_To do_
In the records below, which lines include "JSON"? Copy them.

------------------------------------------------------------------------

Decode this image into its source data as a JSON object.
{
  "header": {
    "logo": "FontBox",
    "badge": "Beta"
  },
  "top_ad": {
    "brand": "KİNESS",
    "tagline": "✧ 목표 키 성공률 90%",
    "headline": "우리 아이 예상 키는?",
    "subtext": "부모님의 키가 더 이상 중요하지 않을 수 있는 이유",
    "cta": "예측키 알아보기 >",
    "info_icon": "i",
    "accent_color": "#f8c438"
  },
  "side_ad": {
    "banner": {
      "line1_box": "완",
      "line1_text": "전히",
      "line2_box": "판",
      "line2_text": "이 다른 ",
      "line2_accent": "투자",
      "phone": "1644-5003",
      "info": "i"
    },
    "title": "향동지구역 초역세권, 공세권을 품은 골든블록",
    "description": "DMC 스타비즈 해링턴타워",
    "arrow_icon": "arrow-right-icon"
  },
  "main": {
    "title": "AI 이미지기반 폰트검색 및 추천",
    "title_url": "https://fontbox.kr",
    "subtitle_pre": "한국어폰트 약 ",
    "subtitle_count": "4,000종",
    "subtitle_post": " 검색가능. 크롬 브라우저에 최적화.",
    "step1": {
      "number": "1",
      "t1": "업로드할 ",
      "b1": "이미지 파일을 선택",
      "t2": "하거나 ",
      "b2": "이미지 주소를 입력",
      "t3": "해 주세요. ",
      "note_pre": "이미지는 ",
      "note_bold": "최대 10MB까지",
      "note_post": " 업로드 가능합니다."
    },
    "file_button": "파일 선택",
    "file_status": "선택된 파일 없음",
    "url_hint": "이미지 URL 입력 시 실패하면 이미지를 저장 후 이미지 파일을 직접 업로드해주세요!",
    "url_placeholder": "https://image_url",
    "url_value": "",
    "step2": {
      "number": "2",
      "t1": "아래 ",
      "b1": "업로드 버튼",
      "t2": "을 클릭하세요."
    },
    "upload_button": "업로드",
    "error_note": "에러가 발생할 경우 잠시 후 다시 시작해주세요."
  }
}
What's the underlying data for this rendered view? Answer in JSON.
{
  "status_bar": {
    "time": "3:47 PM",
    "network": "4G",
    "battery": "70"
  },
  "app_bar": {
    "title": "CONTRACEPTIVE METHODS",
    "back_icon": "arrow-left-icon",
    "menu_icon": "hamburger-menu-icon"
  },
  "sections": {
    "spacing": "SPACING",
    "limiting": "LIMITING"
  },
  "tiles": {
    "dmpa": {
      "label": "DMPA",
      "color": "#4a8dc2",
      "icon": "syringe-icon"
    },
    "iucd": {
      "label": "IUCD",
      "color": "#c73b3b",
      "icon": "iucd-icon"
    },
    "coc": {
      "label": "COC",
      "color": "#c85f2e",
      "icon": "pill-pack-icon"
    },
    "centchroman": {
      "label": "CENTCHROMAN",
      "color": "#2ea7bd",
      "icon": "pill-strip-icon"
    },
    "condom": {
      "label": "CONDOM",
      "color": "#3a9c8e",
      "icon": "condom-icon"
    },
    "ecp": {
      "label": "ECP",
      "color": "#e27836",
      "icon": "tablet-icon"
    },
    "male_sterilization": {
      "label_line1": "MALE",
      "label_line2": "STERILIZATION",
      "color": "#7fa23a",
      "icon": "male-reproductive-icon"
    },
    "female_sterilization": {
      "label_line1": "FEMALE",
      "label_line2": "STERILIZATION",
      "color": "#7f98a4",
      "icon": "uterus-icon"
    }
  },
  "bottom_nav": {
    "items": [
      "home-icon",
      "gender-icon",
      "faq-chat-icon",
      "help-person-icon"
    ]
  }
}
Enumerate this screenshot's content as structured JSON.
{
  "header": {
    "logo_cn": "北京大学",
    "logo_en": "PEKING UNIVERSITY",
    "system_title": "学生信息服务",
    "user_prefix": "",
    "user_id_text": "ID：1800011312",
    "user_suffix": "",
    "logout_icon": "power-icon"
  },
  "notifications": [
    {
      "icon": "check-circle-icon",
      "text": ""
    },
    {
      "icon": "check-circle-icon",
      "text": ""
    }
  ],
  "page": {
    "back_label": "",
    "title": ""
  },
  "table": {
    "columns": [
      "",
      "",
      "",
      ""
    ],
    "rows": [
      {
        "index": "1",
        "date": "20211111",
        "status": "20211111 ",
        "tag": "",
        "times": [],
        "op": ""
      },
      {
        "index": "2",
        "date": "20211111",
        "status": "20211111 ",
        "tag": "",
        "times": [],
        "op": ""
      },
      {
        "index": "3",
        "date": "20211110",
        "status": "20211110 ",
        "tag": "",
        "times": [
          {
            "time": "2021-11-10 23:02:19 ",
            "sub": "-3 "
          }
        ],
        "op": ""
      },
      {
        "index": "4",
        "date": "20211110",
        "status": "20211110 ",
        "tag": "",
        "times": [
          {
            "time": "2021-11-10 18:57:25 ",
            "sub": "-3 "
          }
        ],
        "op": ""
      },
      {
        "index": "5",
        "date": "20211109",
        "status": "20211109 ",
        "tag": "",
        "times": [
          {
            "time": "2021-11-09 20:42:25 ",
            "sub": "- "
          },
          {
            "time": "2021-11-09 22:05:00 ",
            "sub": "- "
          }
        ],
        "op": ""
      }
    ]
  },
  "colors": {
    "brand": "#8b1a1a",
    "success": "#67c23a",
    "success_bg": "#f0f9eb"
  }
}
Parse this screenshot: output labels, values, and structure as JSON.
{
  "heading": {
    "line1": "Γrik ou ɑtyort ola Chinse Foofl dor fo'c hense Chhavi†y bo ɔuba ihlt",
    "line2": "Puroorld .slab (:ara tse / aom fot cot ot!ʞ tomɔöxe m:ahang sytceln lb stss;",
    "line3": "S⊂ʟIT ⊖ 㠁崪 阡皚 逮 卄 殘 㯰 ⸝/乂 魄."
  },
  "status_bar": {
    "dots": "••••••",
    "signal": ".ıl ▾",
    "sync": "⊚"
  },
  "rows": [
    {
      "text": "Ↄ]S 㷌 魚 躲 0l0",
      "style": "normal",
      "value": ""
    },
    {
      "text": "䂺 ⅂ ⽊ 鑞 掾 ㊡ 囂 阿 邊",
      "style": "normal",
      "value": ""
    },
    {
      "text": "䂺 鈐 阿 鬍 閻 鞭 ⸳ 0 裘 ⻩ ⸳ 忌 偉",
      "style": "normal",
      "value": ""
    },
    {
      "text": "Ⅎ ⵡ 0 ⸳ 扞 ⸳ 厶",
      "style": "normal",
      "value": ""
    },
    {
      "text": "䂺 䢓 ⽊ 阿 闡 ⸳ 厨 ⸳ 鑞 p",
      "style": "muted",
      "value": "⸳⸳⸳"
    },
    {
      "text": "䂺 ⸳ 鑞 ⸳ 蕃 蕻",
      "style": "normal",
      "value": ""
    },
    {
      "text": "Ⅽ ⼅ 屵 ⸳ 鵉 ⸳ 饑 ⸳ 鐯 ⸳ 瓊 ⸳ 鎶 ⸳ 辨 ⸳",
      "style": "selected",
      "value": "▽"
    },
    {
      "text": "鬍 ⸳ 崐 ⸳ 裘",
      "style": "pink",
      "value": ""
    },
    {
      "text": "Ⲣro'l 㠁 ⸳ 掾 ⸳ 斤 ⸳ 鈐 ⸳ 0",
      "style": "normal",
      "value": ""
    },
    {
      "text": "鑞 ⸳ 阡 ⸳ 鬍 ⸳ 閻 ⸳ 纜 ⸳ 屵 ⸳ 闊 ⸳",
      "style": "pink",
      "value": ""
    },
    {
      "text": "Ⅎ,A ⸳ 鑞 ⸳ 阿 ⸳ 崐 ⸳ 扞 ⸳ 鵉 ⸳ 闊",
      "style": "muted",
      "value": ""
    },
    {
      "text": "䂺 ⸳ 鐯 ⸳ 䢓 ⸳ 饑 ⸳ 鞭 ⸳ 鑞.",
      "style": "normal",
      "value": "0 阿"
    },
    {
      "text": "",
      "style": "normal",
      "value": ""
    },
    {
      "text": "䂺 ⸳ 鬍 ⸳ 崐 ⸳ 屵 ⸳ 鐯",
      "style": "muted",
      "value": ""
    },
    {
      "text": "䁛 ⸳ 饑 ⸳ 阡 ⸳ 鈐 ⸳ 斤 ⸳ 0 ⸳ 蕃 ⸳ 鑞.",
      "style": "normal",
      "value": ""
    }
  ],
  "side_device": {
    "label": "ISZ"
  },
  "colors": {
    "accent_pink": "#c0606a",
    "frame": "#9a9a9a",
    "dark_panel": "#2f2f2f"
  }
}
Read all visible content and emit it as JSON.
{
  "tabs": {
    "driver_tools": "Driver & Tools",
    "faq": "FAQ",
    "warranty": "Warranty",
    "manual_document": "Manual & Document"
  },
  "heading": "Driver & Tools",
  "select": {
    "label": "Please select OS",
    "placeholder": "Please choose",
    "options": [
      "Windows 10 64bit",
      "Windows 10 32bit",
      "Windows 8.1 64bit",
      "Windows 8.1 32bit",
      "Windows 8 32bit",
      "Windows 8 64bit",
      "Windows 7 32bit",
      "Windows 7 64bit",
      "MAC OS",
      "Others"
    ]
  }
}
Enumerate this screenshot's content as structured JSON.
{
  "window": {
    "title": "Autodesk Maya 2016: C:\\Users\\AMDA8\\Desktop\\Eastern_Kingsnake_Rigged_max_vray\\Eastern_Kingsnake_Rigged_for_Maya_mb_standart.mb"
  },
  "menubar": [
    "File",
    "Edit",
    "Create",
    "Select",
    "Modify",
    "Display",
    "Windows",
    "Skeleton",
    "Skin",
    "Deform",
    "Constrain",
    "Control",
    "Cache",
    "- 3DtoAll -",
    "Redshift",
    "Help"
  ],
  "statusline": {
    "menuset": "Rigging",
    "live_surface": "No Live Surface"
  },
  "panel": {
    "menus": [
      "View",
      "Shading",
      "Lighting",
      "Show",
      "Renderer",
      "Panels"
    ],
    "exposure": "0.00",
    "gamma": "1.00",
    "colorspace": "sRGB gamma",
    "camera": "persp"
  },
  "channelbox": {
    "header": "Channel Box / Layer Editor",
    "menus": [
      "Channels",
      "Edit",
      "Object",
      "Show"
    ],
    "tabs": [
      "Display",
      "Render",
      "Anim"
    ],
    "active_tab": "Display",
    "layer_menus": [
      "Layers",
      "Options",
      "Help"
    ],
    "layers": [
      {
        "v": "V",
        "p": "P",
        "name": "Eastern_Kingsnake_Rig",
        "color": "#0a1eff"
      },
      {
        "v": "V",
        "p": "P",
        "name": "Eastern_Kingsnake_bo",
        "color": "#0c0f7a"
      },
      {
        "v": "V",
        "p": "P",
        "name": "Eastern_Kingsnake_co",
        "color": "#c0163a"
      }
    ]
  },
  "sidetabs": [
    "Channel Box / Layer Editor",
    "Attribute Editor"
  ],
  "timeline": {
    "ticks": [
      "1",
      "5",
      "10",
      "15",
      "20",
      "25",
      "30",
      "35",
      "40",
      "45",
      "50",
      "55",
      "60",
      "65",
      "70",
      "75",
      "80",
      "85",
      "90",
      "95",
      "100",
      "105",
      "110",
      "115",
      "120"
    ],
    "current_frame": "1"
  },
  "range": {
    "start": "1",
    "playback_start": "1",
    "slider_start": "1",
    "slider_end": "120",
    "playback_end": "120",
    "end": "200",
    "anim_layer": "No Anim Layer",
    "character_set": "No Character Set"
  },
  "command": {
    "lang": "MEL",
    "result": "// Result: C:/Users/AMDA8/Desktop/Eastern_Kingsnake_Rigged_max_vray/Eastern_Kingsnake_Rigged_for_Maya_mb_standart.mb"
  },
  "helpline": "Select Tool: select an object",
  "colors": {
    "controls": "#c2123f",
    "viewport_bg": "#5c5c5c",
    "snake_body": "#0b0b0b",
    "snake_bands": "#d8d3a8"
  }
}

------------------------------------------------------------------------

_Answer space_
Decode this image into its source data as a JSON object.
What's the underlying data for this rendered view? Answer in JSON.
Enumerate this screenshot's content as structured JSON.
Parse this screenshot: output labels, values, and structure as JSON.
Read all visible content and emit it as JSON.
Enumerate this screenshot's content as structured JSON.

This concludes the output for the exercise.